Three stimulus payments have been sent to Americans to ease the economic impact of the pandemic. Social media posts are now sharing a false claim about a new $40,000 federal stimulus loan. But it’s a marketing ploy.
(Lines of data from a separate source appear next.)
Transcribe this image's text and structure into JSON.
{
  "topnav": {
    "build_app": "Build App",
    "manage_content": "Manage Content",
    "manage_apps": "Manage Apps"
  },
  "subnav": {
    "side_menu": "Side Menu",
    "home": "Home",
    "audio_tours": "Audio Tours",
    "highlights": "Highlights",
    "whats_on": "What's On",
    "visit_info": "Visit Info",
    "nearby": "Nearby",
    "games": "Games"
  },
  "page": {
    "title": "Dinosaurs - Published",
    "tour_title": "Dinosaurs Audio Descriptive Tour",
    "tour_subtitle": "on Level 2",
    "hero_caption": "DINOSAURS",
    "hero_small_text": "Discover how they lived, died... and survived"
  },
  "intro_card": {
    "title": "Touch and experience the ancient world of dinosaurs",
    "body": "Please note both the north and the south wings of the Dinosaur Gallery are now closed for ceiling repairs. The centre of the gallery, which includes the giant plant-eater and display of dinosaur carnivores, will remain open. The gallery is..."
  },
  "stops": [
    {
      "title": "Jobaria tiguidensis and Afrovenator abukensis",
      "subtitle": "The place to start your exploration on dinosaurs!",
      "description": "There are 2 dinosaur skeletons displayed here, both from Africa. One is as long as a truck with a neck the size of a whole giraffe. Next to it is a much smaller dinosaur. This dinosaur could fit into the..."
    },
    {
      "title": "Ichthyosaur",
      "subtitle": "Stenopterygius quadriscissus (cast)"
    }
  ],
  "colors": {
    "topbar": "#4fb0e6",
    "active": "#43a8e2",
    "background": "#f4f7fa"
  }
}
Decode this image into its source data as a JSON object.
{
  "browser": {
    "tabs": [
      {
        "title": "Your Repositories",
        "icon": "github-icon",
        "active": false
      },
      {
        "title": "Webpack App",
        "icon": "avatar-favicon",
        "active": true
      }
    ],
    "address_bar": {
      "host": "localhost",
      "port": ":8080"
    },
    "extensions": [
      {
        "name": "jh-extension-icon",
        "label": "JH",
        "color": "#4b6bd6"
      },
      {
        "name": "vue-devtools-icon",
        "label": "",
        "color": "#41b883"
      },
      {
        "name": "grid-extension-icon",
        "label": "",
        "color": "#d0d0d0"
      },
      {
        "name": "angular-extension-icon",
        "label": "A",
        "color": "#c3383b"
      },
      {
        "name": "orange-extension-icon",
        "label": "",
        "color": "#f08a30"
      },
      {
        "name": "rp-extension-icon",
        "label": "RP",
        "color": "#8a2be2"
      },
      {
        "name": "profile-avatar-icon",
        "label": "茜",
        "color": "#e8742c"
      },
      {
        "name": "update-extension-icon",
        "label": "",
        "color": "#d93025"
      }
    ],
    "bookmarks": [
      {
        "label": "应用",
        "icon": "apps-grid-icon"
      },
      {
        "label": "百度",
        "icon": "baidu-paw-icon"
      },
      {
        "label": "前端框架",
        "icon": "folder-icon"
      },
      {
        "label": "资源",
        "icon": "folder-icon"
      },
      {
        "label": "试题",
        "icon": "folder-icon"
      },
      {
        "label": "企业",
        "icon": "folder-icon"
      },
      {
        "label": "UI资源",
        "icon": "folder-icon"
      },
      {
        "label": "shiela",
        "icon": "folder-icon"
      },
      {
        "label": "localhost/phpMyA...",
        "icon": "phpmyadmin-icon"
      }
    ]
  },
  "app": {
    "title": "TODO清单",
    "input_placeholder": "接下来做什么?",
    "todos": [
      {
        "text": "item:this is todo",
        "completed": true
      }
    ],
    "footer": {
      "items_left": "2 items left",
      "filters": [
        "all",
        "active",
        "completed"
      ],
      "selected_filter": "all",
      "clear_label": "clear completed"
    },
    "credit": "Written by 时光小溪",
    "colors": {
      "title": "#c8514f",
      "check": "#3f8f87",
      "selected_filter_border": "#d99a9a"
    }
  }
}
The bottom of the webpage says, “This is not a government program or government assistance, this is an infomercial for a loan service.”
In response to the economic impact of the COVID-19 pandemic, the federal government sent three payments to eligible individuals.
To continue providing relief, 16 states will send or cause to be sent payments to eligible taxpayers – although these payments are more targeted and most offer significantly lower dollar amounts.
However, some posts on social networks falsely claim that a new stimulus loan provided by President Joe Biden would provide eligible Americans “up to $40,000”.
But these online loan offers are not from the federal government or tied to any government program.
A Facebook post share July 26 included a link to a fake article with the fake headline, “Biden New Stimulus Loans Up to $40,000 to Help Americans Pay Bills, Rent, Start Businesses or Make Major Purchases.”
The link in the Facebook post leads to a Web page on foramericanlife.com which invites readers to see if they are eligible for the “2022 recovery loan”.
“Millions of Americans are now rushing to apply before funding runs out and the big banks are terrified!” the wrong article reads.
Another one Facebook post shared a link to the same deception item with a similar headline and a different photo of Biden who falsely advertises a “new Biden initiative” that gives Americans “stimulus loans of up to $40,000.” The link redirects to another website, greatamericancenter.com.
But at the bottom of both pages it says, “This is not a government program or government assistance, this is an infomercial for a loan service.”
And when you click the “Get a stimulus loan 2022” button at the bottom of the stories, both websites redirect readers to redarrowloans.com, a website that claims to provide loans and credit products.
The posts are part of a trend we’ve seen of posts that mimic news articles or use fake celebrity endorsements to attract new customers.
In February, we wrote about an article that shared an old video of a White House official spreading false claims about stimulus checks earlier this year. (To learn more, see our article “Social media posts use old video of White House official to make false claims about stimulus checks.”). Another post shared a website posing as a CNN article to promote the sale of cannabidiol gummies, an edible form of a chemical found in marijuana. (For more, see our January article “Fake article falsely links Dr. Sanjay Gupta to CBD products. »
Editor’s Note: FactCheck.org is one of many organizations work with facebook to debunk misinformation shared on social media. Our previous stories can be found here. Facebook has no control on our editorial content.
Jones, Brea. “Fake article falsely links Dr. Sanjay Gupta to CBD products.” FactCheck.org. January 19, 2022.
Jones, Brea. “Social media posts are using an old video of a White House official to make false claims about stimulus checks.» FactCheck.org. February 3, 2022.
Lever, Rob. “Messages wrongly offer ‘Biden stimulus loans’.’” AFP. July 27, 2022.
Napoletano, E. and Lisa Rowan. “16 states have approved stimulus checks—is yours next?Forbès. July 22, 2022.